US services companies grow in February
WASHINGTON (AP) — Services companies grew at a faster pace in February than the previous month, an indication that the economy was still expanding immediately after the first cases of the coronavirus were reported in the U.S.
The Institute for Supply Management said Wednesday that its service-sector index rose to 57.3 from 55.5 in January. Any reading above 50 signals an expansion. The index covers retail, health care, hotels and restaurants, and professional services, among other sectors.
Services companies added jobs at a faster pace last month than in January while business activity declined, according the survey. Strong consumer spending, a healthy job market and decent pay gains are driving a healthy service sector and broader economy, but businesses have been cutting sales an profit expectations as the coronavirus outbreak spreads.
“Most respondents are concerned about the coronavirus and its supply chain impact,” said Anthony Nieves, the Chair of the ISM Non-Manufacturing Business Survey Committee. “They also continue to have difficulty with labor resources. They do remain positive about business conditions and the overall economy.”
Thirteen out of 16 industries reported sales growth in February, including accomodation and food services, rental and leasing and transportation and warehousing. Hotels and other travel-related businesses could be hit hard in the coming months as companies cancel business trips and other non-essential travel due to the virus outbreak.
“People are definitely curtailing travel, especially abroad,” Nieves said. “Hotels will definitely feel it” if the situation worsens in the U.S., Nieves said.
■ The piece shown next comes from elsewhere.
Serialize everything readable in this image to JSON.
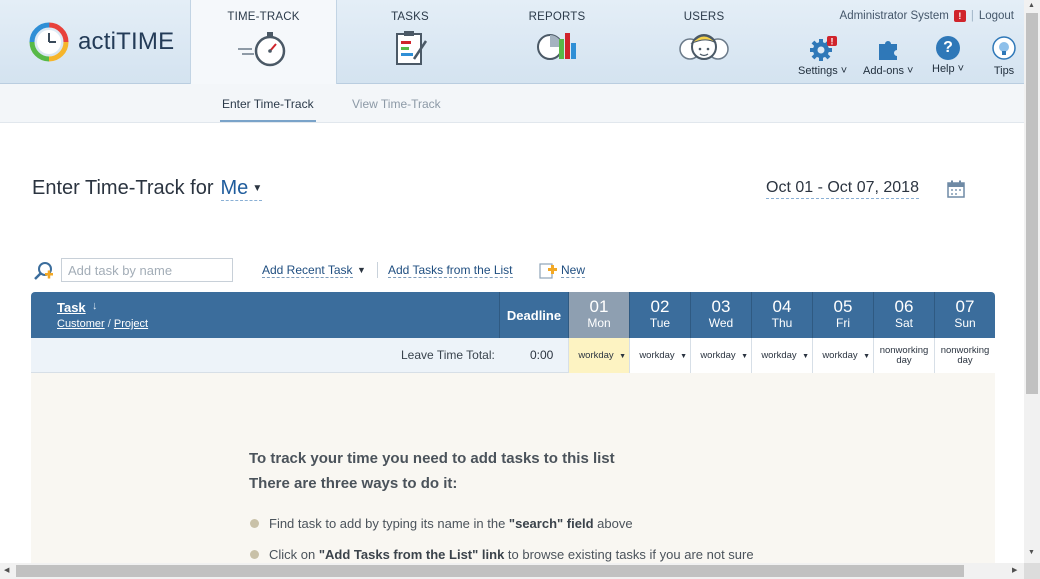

He also stressed that February’s numbers were “great,” including new orders, which increased 6.9% over the previous month.
“Unless something derails this, I expect continued growth without interruption,” he said.
A separate survey this week of manufacturers by the ISM showed that American factories expanded in February for the second straight month, despite disruptions caused by the coronavirus outbreak.